A win for me is not just the preservation of the land and sea ice, it’s about the people, centuries of traditional lands for the Inuu and Inuit, that’s where their ancestors are buried, where their teachings are, where their children are born. Recognize the magnitude of that. >
I was taught that the reason you were standing where you are is because of all of your relations who came before you, the only way to honor the dead is to fight like hell for the living. Every action that you do is for the seven generations to come. That keeps me going.”
A story project from the @unfccc UN climate negotiations by @cj.nunataq, stay tuned for more stories. ✊🏽
You may remember a walk some time ago to Wilson's Prom - This weekend I'll begin trekking to Gariwerd/the Grampians, hoping to raise funds for camps in Djap Wurrung who are protecting sacred land from development and cultural genocide
More details here https://www.gofundme.com/walking-for-djap-wurrung-melbourne-to-grampians&rcid=r01-154396267306-fedf0e6b67b44128&pc=ot_co_campmgmt_m
Hold on to what is good,
Even if it’s a handful of Earth.
Hold on to what you believe,
Even if it’s a tree that stands by itself.
Hold on to what you must do,
Even if it’s a long way from here.
Hold on to your life,
Even if it’s easier to let go.
Hold on to my hand,
Even if someday I’ll be gone away from you. ~Pueblo Blessing🙏🏽🌟
At least 6,000 indigenous children died while in the residential school system in Canada .
These “schools” were established in the 19th century as a colonial strategy to “take the Indian out of the child” and destroy indigenous cultures. It was nothing short of an attempt at cultural genocide. The last schools didn’t close until 1996.
The legacy of the abuse experienced by these innocent children in Canada’s residential schools is extensive. .
Over the century that they operated, indigenous children aged 4-16 were forcibly taken away from their families and subjected to horrific psychological, physical, spiritual, and sexual abuse - leaving a legacy of dysfunction that has been passed down to second and third generations. .
Some children who attended these schools in the 1940’s and 1950’s were even subject to science experiments in which they were deprived from essential nutrients and dental care.

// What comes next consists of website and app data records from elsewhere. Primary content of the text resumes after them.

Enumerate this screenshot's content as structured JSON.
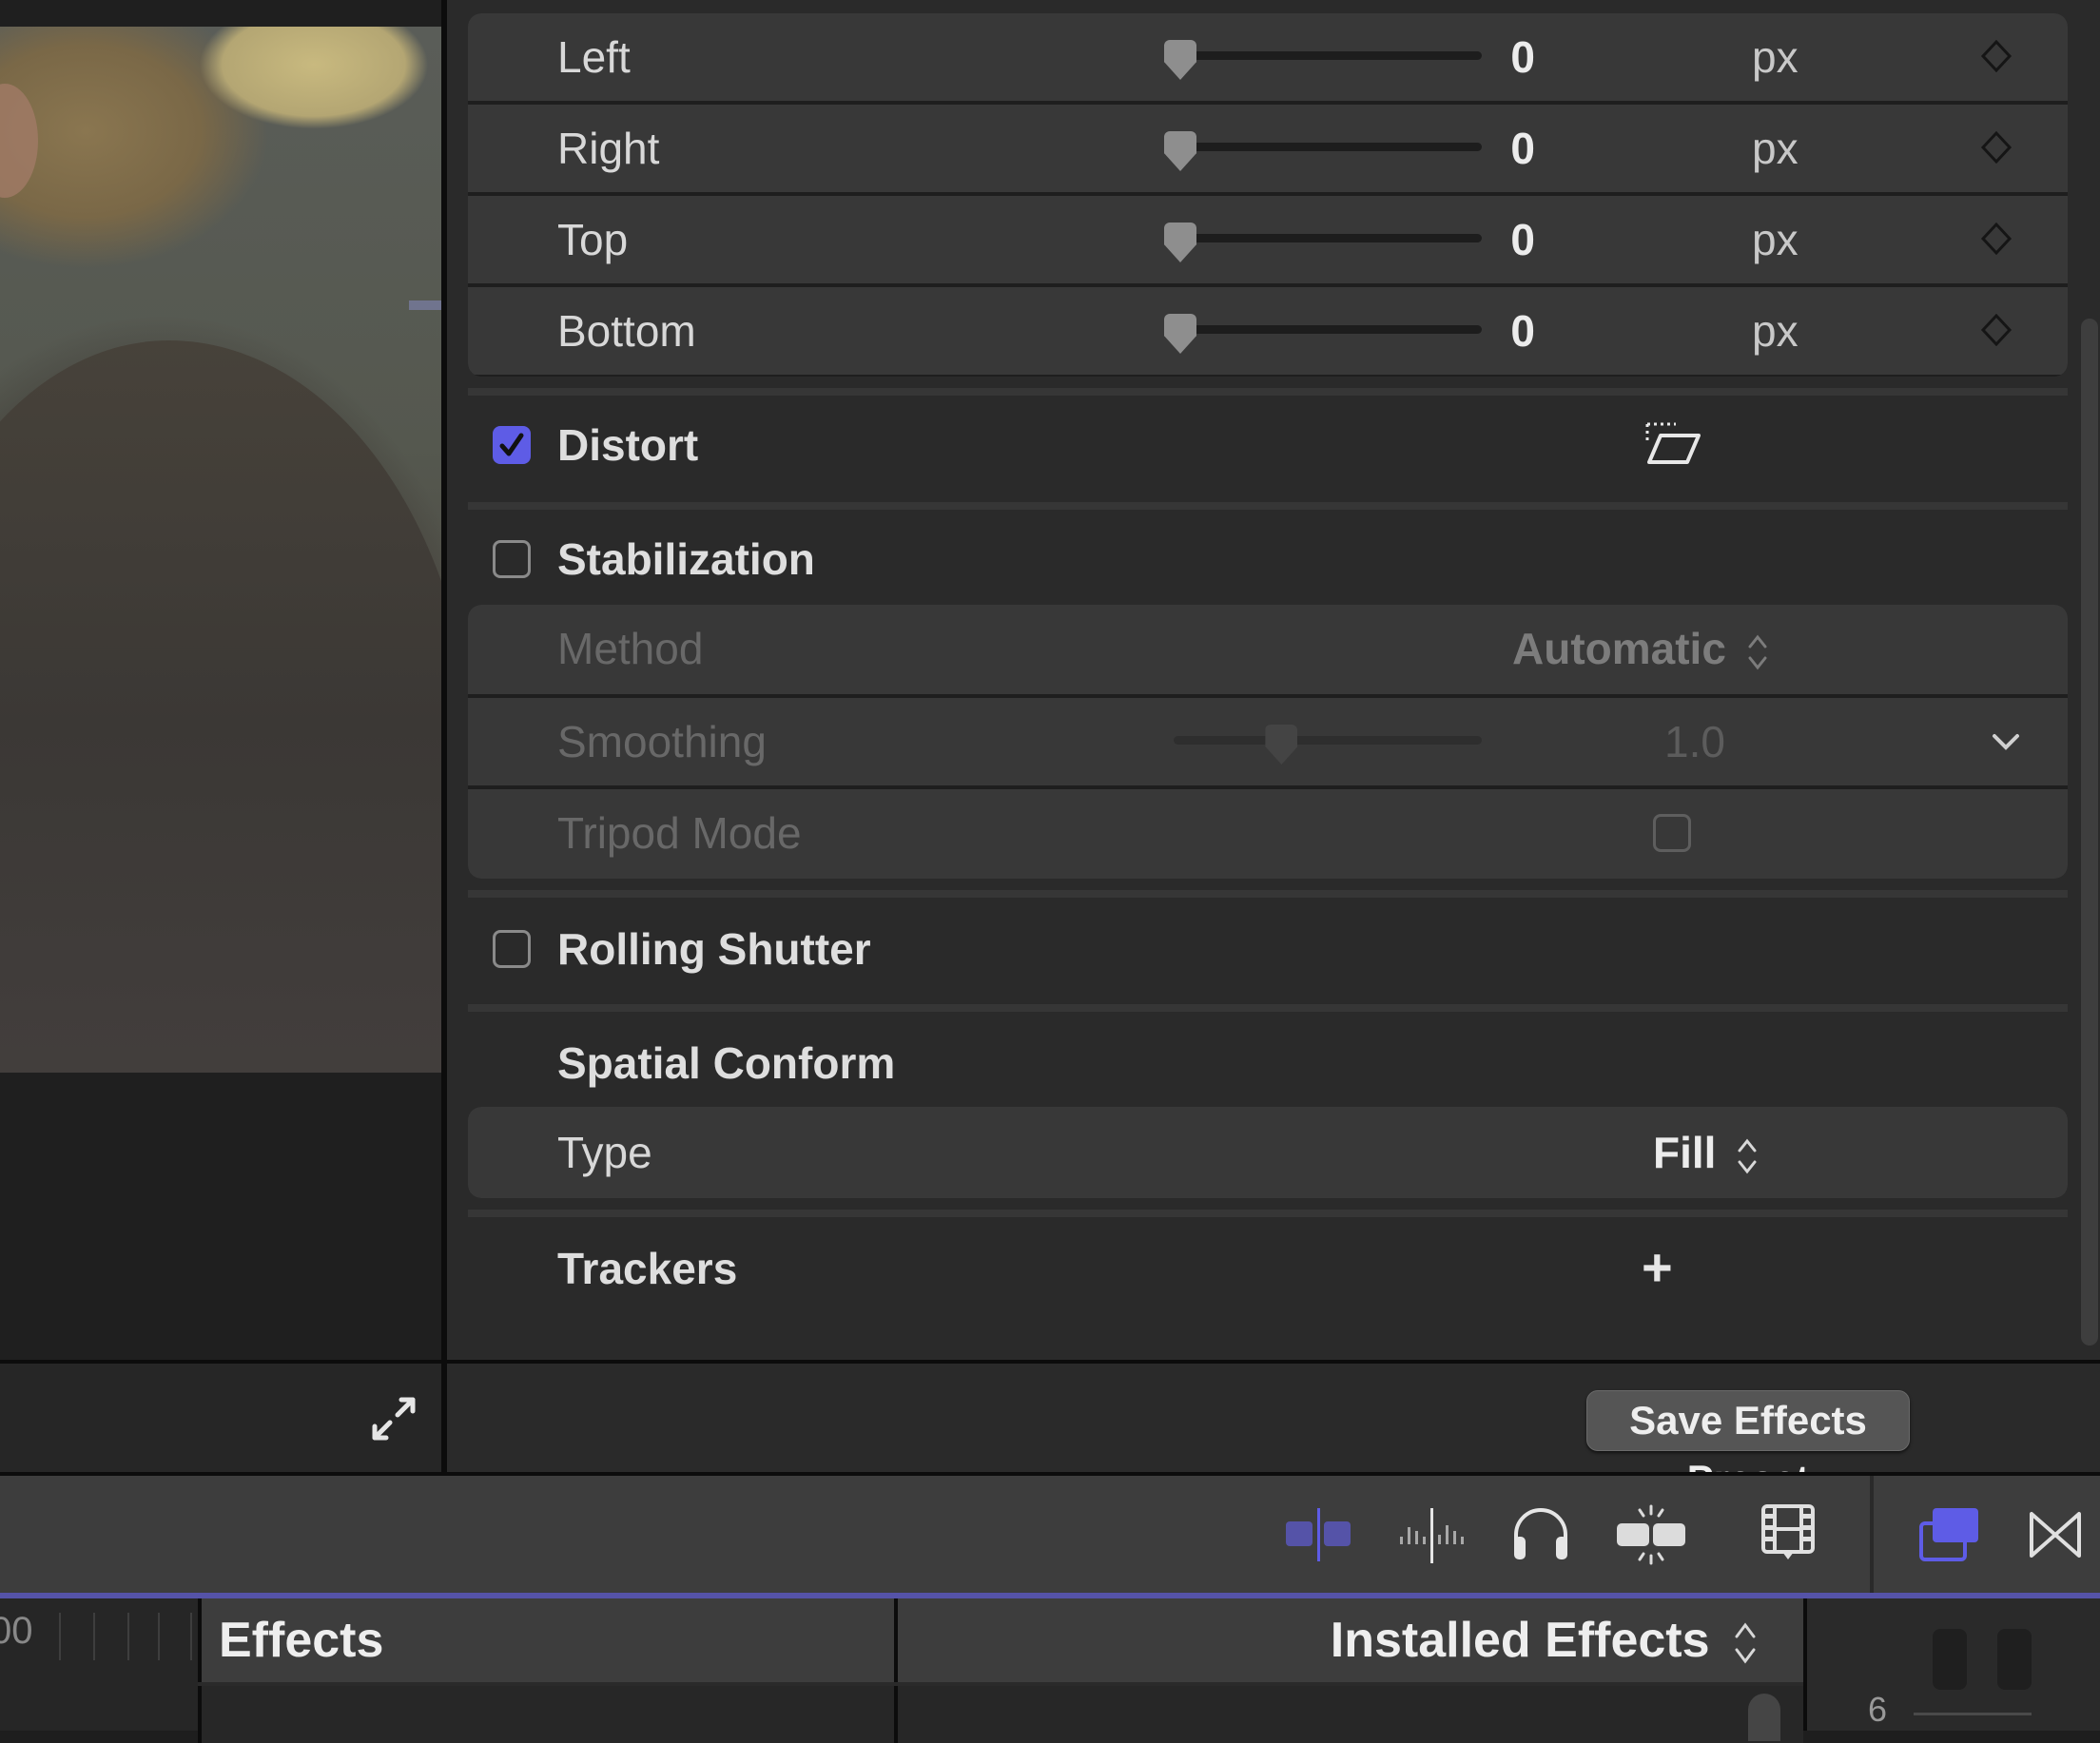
{
  "viewer": {
    "expand_icon": "expand-diagonal-arrows-icon"
  },
  "inspector": {
    "crop_rows": [
      {
        "label": "Left",
        "value": "0",
        "unit": "px",
        "slider_fraction": 0.0
      },
      {
        "label": "Right",
        "value": "0",
        "unit": "px",
        "slider_fraction": 0.0
      },
      {
        "label": "Top",
        "value": "0",
        "unit": "px",
        "slider_fraction": 0.0
      },
      {
        "label": "Bottom",
        "value": "0",
        "unit": "px",
        "slider_fraction": 0.0
      }
    ],
    "distort": {
      "label": "Distort",
      "checked": true,
      "icon": "distort-parallelogram-icon"
    },
    "stabilization": {
      "label": "Stabilization",
      "checked": false,
      "method": {
        "label": "Method",
        "value": "Automatic"
      },
      "smoothing": {
        "label": "Smoothing",
        "value": "1.0",
        "slider_fraction": 0.35
      },
      "tripod_mode": {
        "label": "Tripod Mode",
        "checked": false
      }
    },
    "rolling_shutter": {
      "label": "Rolling Shutter",
      "checked": false
    },
    "spatial_conform": {
      "label": "Spatial Conform",
      "type": {
        "label": "Type",
        "value": "Fill"
      }
    },
    "trackers": {
      "label": "Trackers",
      "add_symbol": "+"
    },
    "save_preset_label": "Save Effects Preset"
  },
  "toolbar": {
    "buttons": [
      {
        "name": "clip-skimming",
        "active": true
      },
      {
        "name": "audio-skimming",
        "active": false
      },
      {
        "name": "solo",
        "active": false
      },
      {
        "name": "snapping",
        "active": false
      },
      {
        "name": "clip-appearance",
        "active": false
      },
      {
        "name": "effects-browser",
        "active": true
      },
      {
        "name": "transitions-browser",
        "active": false
      }
    ]
  },
  "browser": {
    "ruler_text": "00",
    "effects_title": "Effects",
    "installed_effects_label": "Installed Effects",
    "meter_label": "6"
  },
  "colors": {
    "accent": "#5e5ce6",
    "accent_dim": "#5553a8",
    "panel_bg": "#2a2a2a",
    "row_bg": "#383838"
  }
}
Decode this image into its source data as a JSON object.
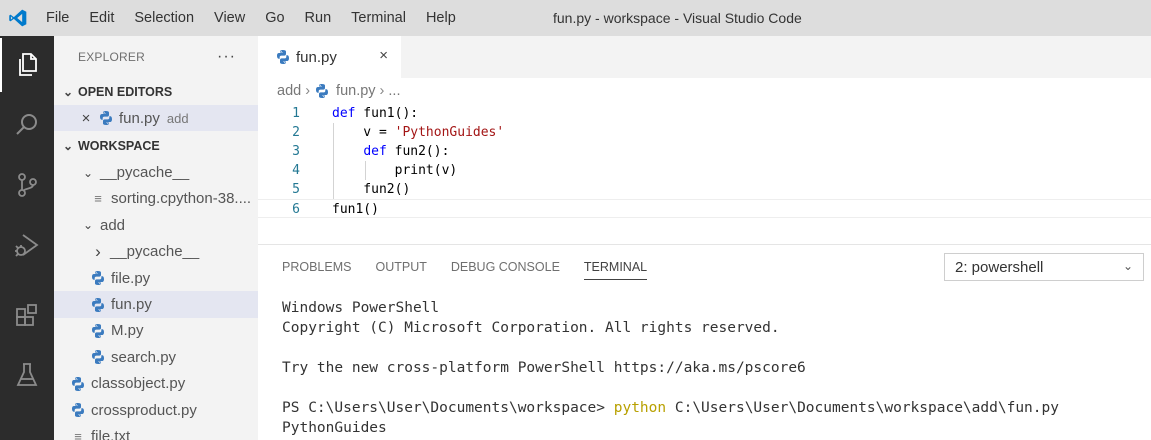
{
  "app": {
    "menu": [
      "File",
      "Edit",
      "Selection",
      "View",
      "Go",
      "Run",
      "Terminal",
      "Help"
    ],
    "window_title": "fun.py - workspace - Visual Studio Code"
  },
  "activity_bar": {
    "items": [
      "explorer-icon",
      "search-icon",
      "source-control-icon",
      "run-debug-icon",
      "extensions-icon",
      "testing-icon"
    ],
    "active": "explorer-icon"
  },
  "sidebar": {
    "title": "EXPLORER",
    "more": "···",
    "open_editors": {
      "label": "OPEN EDITORS",
      "items": [
        {
          "name": "fun.py",
          "desc": "add"
        }
      ]
    },
    "workspace": {
      "label": "WORKSPACE",
      "tree": [
        {
          "name": "__pycache__",
          "type": "folder",
          "expanded": true
        },
        {
          "name": "sorting.cpython-38....",
          "type": "file"
        },
        {
          "name": "add",
          "type": "folder",
          "expanded": true
        },
        {
          "name": "__pycache__",
          "type": "folder",
          "expanded": false
        },
        {
          "name": "file.py",
          "type": "python"
        },
        {
          "name": "fun.py",
          "type": "python",
          "selected": true
        },
        {
          "name": "M.py",
          "type": "python"
        },
        {
          "name": "search.py",
          "type": "python"
        },
        {
          "name": "classobject.py",
          "type": "python"
        },
        {
          "name": "crossproduct.py",
          "type": "python"
        },
        {
          "name": "file.txt",
          "type": "file"
        }
      ]
    }
  },
  "editor": {
    "tab": {
      "label": "fun.py",
      "close": "×"
    },
    "breadcrumb": [
      "add",
      "fun.py",
      "..."
    ],
    "lines": [
      {
        "n": "1",
        "tokens": [
          [
            "kw",
            "def"
          ],
          [
            "",
            " fun1():"
          ]
        ]
      },
      {
        "n": "2",
        "tokens": [
          [
            "",
            "    v = "
          ],
          [
            "str",
            "'PythonGuides'"
          ]
        ]
      },
      {
        "n": "3",
        "tokens": [
          [
            "",
            "    "
          ],
          [
            "kw",
            "def"
          ],
          [
            "",
            " fun2():"
          ]
        ]
      },
      {
        "n": "4",
        "tokens": [
          [
            "",
            "        print(v)"
          ]
        ]
      },
      {
        "n": "5",
        "tokens": [
          [
            "",
            "    fun2()"
          ]
        ]
      },
      {
        "n": "6",
        "tokens": [
          [
            "",
            "fun1()"
          ]
        ]
      }
    ]
  },
  "panel": {
    "tabs": [
      "PROBLEMS",
      "OUTPUT",
      "DEBUG CONSOLE",
      "TERMINAL"
    ],
    "active_tab": "TERMINAL",
    "terminal_select": "2: powershell",
    "terminal_lines": [
      "Windows PowerShell",
      "Copyright (C) Microsoft Corporation. All rights reserved.",
      "",
      "Try the new cross-platform PowerShell https://aka.ms/pscore6",
      ""
    ],
    "prompt": {
      "path": "PS C:\\Users\\User\\Documents\\workspace> ",
      "command": "python",
      "args": " C:\\Users\\User\\Documents\\workspace\\add\\fun.py"
    },
    "output": "PythonGuides"
  },
  "colors": {
    "accent": "#007acc",
    "python_icon": "#3b7bbf",
    "keyword": "#0000ff",
    "string": "#a31515",
    "line_number": "#237893",
    "activity_bar": "#2c2c2c"
  }
}
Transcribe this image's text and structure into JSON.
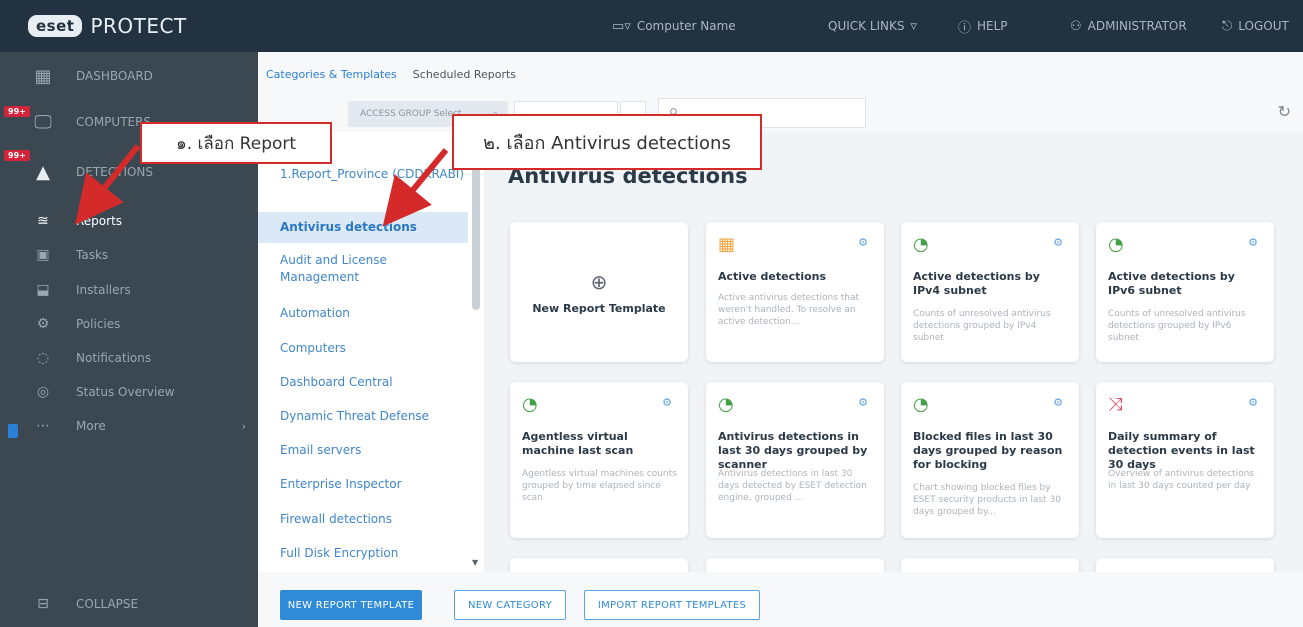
{
  "header": {
    "brand_logo": "eset",
    "product": "PROTECT",
    "computer_name": "Computer Name",
    "quick_links": "QUICK LINKS",
    "help": "HELP",
    "user": "ADMINISTRATOR",
    "logout": "LOGOUT"
  },
  "sidebar": {
    "items": [
      {
        "label": "DASHBOARD",
        "icon": "grid-icon"
      },
      {
        "label": "COMPUTERS",
        "icon": "computers-icon",
        "badge": "99+"
      },
      {
        "label": "DETECTIONS",
        "icon": "warning-icon",
        "badge": "99+"
      },
      {
        "label": "Reports",
        "icon": "reports-icon"
      },
      {
        "label": "Tasks",
        "icon": "tasks-icon"
      },
      {
        "label": "Installers",
        "icon": "installers-icon"
      },
      {
        "label": "Policies",
        "icon": "policies-icon"
      },
      {
        "label": "Notifications",
        "icon": "bell-icon"
      },
      {
        "label": "Status Overview",
        "icon": "status-icon"
      },
      {
        "label": "More",
        "icon": "more-icon"
      }
    ],
    "collapse": "COLLAPSE"
  },
  "subnav": {
    "tab_categories": "Categories & Templates",
    "tab_scheduled": "Scheduled Reports"
  },
  "filter": {
    "access_group": "ACCESS GROUP  Select"
  },
  "categories": [
    "1.Report_Province (CDDKRABI)",
    "Antivirus detections",
    "Audit and License Management",
    "Automation",
    "Computers",
    "Dashboard Central",
    "Dynamic Threat Defense",
    "Email servers",
    "Enterprise Inspector",
    "Firewall detections",
    "Full Disk Encryption"
  ],
  "content": {
    "title": "Antivirus detections",
    "new_template": "New Report Template",
    "cards": [
      {
        "title": "Active detections",
        "desc": "Active antivirus detections that weren't handled. To resolve an active detection...",
        "icon": "table-icon"
      },
      {
        "title": "Active detections by IPv4 subnet",
        "desc": "Counts of unresolved antivirus detections grouped by IPv4 subnet",
        "icon": "pie-chart-icon"
      },
      {
        "title": "Active detections by IPv6 subnet",
        "desc": "Counts of unresolved antivirus detections grouped by IPv6 subnet",
        "icon": "pie-chart-icon"
      },
      {
        "title": "Agentless virtual machine last scan",
        "desc": "Agentless virtual machines counts grouped by time elapsed since scan",
        "icon": "pie-chart-icon"
      },
      {
        "title": "Antivirus detections in last 30 days grouped by scanner",
        "desc": "Antivirus detections in last 30 days detected by ESET detection engine, grouped ...",
        "icon": "pie-chart-icon"
      },
      {
        "title": "Blocked files in last 30 days grouped by reason for blocking",
        "desc": "Chart showing blocked files by ESET security products in last 30 days grouped by...",
        "icon": "pie-chart-icon"
      },
      {
        "title": "Daily summary of detection events in last 30 days",
        "desc": "Overview of antivirus detections in last 30 days counted per day",
        "icon": "line-chart-icon"
      }
    ]
  },
  "footer": {
    "new_report_template": "NEW REPORT TEMPLATE",
    "new_category": "NEW CATEGORY",
    "import": "IMPORT REPORT TEMPLATES"
  },
  "annotations": {
    "step1": "๑. เลือก Report",
    "step2": "๒. เลือก Antivirus detections"
  },
  "colors": {
    "header_bg": "#233240",
    "sidebar_bg": "#3b4852",
    "accent": "#2f8bd8",
    "annotation": "#d42a2a"
  }
}
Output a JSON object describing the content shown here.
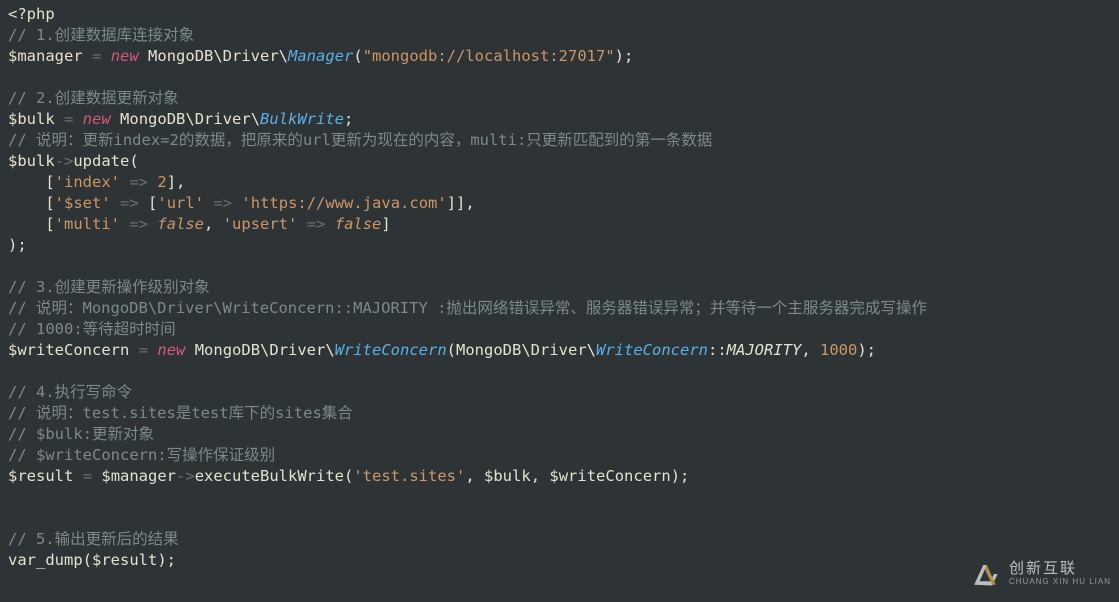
{
  "code": {
    "open_tag": "<?php",
    "c1": "// 1.创建数据库连接对象",
    "l2_var": "$manager",
    "l2_new": "new",
    "l2_ns": "MongoDB\\Driver\\",
    "l2_cls": "Manager",
    "l2_str": "\"mongodb://localhost:27017\"",
    "c2": "// 2.创建数据更新对象",
    "l4_var": "$bulk",
    "l4_new": "new",
    "l4_ns": "MongoDB\\Driver\\",
    "l4_cls": "BulkWrite",
    "c3": "// 说明：更新index=2的数据，把原来的url更新为现在的内容，multi:只更新匹配到的第一条数据",
    "l6_var": "$bulk",
    "l6_fn": "update",
    "l7_k": "'index'",
    "l7_v": "2",
    "l8_k": "'$set'",
    "l8_k2": "'url'",
    "l8_v": "'https://www.java.com'",
    "l9_k1": "'multi'",
    "l9_v1": "false",
    "l9_k2": "'upsert'",
    "l9_v2": "false",
    "c4": "// 3.创建更新操作级别对象",
    "c5": "// 说明：MongoDB\\Driver\\WriteConcern::MAJORITY :抛出网络错误异常、服务器错误异常；并等待一个主服务器完成写操作",
    "c6": "// 1000:等待超时时间",
    "l14_var": "$writeConcern",
    "l14_new": "new",
    "l14_ns": "MongoDB\\Driver\\",
    "l14_cls": "WriteConcern",
    "l14_ns2": "MongoDB\\Driver\\",
    "l14_cls2": "WriteConcern",
    "l14_const": "MAJORITY",
    "l14_num": "1000",
    "c7": "// 4.执行写命令",
    "c8": "// 说明：test.sites是test库下的sites集合",
    "c9": "// $bulk:更新对象",
    "c10": "// $writeConcern:写操作保证级别",
    "l19_var": "$result",
    "l19_obj": "$manager",
    "l19_fn": "executeBulkWrite",
    "l19_s1": "'test.sites'",
    "l19_v2": "$bulk",
    "l19_v3": "$writeConcern",
    "c11": "// 5.输出更新后的结果",
    "l21_fn": "var_dump",
    "l21_arg": "$result"
  },
  "watermark": {
    "cn_text": "创新互联",
    "en_text": "CHUANG XIN HU LIAN"
  }
}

The first step is for ALL Canadians to UNDERSTAND what happened to these children in these schools. The second step is for EVERY Canadian (not just government officials) to support action to heal and build up every indigenous community in Canada .